• YOUR INSTRUCTIONS:
Every single entry that follows must be copied exactly.
______________________________
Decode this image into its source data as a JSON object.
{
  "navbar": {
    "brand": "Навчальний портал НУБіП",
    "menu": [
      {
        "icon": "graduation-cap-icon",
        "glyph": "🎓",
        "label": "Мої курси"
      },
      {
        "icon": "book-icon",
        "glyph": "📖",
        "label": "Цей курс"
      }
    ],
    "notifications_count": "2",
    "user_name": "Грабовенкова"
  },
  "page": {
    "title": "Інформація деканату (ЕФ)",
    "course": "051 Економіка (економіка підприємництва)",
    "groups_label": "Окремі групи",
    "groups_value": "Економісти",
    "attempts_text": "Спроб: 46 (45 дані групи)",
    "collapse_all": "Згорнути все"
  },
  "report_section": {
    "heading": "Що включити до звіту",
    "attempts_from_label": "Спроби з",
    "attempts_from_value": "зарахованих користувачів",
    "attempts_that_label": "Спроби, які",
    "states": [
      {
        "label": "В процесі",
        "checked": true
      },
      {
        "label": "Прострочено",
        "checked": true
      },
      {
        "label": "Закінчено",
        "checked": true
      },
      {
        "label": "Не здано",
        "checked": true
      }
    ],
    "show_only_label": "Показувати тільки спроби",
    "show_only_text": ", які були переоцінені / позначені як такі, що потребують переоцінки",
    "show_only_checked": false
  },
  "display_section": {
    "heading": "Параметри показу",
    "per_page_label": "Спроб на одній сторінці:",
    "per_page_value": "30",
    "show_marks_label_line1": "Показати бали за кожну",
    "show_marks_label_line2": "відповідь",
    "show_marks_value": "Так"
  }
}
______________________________
• OUTPUT FOR THIS EXERCISE:
Decode this image into its source data as a JSON object.
{
  "navbar": {
    "brand": "Навчальний портал НУБіП",
    "menu": [
      {
        "icon": "graduation-cap-icon",
        "glyph": "🎓",
        "label": "Мої курси"
      },
      {
        "icon": "book-icon",
        "glyph": "📖",
        "label": "Цей курс"
      }
    ],
    "notifications_count": "2",
    "user_name": "Грабовенкова"
  },
  "page": {
    "title": "Інформація деканату (ЕФ)",
    "course": "051 Економіка (економіка підприємництва)",
    "groups_label": "Окремі групи",
    "groups_value": "Економісти",
    "attempts_text": "Спроб: 46 (45 дані групи)",
    "collapse_all": "Згорнути все"
  },
  "report_section": {
    "heading": "Що включити до звіту",
    "attempts_from_label": "Спроби з",
    "attempts_from_value": "зарахованих користувачів",
    "attempts_that_label": "Спроби, які",
    "states": [
      {
        "label": "В процесі",
        "checked": true
      },
      {
        "label": "Прострочено",
        "checked": true
      },
      {
        "label": "Закінчено",
        "checked": true
      },
      {
        "label": "Не здано",
        "checked": true
      }
    ],
    "show_only_label": "Показувати тільки спроби",
    "show_only_text": ", які були переоцінені / позначені як такі, що потребують переоцінки",
    "show_only_checked": false
  },
  "display_section": {
    "heading": "Параметри показу",
    "per_page_label": "Спроб на одній сторінці:",
    "per_page_value": "30",
    "show_marks_label_line1": "Показати бали за кожну",
    "show_marks_label_line2": "відповідь",
    "show_marks_value": "Так"
  }
}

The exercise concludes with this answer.